Chapter 2 : The Battle
With the Queen now dead, King James was also suspicious of his eldest son, the fifteen year old James, Duke of Rothesay. In February 1482, Prince James left Stirling Castle in secrecy. He was probably aided and abetted by the Constable of the Castle, who was brother-in-law to the King's enemy, Lord Hume.
King James, uncertain of his heir's whereabouts, realised that trouble was brewing and began to raise money for an army. Edinburgh and the south of Scotland were largely in the control of the nobles most dissatisfied with King James, so, on 24 th March 1488, he marched north, to more loyal areas to raise troops. He set up his base at Aberdeen and sent out requests for help to both England and France.
In the event, no support was forthcoming from abroad and James III faced a growing group of rebels – the Humes, Hepburns, the Earls of Angus and Argyll, the latter of whom had previously been a supporter of James, and even the Bishop of Glasgow. With the recruitment of Prince James to their ranks, the rebels now presented a formidable opposition
King James still had a number of senior supporters, including his half-uncle, the Earl of Buchan, who although he had been involved in the Lauder Lynching, had returned to the King's side, and the chief prelate of the realm, the Archbishop of St Andrew's. The Archbishop, in particular, wanted to bring about a peaceful solution if at all possible. The King signed the thirteen Articles of Aberdeen– the purport of them is not very obvious, but they do include provision for the proper education and training of his son.

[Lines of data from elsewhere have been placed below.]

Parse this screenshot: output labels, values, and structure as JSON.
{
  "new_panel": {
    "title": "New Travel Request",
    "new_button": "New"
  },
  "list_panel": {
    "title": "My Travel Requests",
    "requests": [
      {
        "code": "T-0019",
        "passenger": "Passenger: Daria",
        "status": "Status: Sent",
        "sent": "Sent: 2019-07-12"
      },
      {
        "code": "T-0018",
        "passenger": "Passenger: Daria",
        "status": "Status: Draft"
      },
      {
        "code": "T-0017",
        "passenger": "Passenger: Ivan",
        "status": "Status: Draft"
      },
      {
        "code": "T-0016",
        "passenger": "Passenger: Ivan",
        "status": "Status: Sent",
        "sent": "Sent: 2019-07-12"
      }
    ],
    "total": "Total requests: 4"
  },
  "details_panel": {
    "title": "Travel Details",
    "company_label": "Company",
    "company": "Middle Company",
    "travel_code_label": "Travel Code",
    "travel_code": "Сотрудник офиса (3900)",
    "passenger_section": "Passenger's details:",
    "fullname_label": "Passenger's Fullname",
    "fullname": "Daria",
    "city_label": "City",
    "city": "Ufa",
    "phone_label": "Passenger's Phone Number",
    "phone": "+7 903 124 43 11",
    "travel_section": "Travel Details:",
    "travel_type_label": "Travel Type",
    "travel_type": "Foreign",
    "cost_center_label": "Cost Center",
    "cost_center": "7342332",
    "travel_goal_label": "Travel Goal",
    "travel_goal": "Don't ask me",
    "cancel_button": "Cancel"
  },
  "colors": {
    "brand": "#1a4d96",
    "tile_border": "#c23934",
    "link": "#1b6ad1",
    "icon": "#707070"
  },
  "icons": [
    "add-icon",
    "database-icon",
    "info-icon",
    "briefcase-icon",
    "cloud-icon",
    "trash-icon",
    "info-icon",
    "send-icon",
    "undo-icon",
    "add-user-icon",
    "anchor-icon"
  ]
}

The Articles were signed in May 1488, yet by early June, the rebels were accusing the King of flouting them, although as they are rather vague, it is difficult to understand exactly what the King was expected to achieve in three short weeks. James began to march south, in part to reunite himself with his treasure – he was considered something of a miser, and, whilst debasing the coinage with cheap metals, stored gold in great chests for himself. Regardless of his personal affection for his gold, he would need it to pay any mercenaries sent by France or England.
James III headed for Blackness Castle on the Firth of Forth, in expectation of foreign troops who never arrived. The rebels appeared on his doorstep, and, leaving Buchan in charge, James slipped out the back door, crossed the Firth to the Port of Leith and re-entered Edinburgh Castle by mid-May. Now in possession of his chests of money and able to pay his troops, James emerged from the Castle and marched towards Stirling where Prince James and the rebels lay.
There were also rebels at Linlithgow, so James crossed again to the north side of the Firth of Forth to approach Stirling from the north-east. In a brisk skirmish, the King captured the town of Stirling and its Castle, but Prince James evaded his clutches. Fortunately for the Prince, the main part of the rebel army was approaching, and he joined up with it. The two forces now joined in battle – Prince James apparently issuing orders that his father was not to be harmed.
The forces met on 11 th June. There is no contemporary account of the battle. It is believed that King James had more men, and the sword of Robert the Bruce girded at his side but neither of these factors could give him the victory.
The loyalty of his men was questionable and what exactly occurred, either before, during or immediately after the battle is unclear. Neither side used artillery - it was a traditional man-to-man encounter, on ground that was surrounded by marsh. It seems to have been over very quickly, with the young Prince James being pronounced King James IV within hours.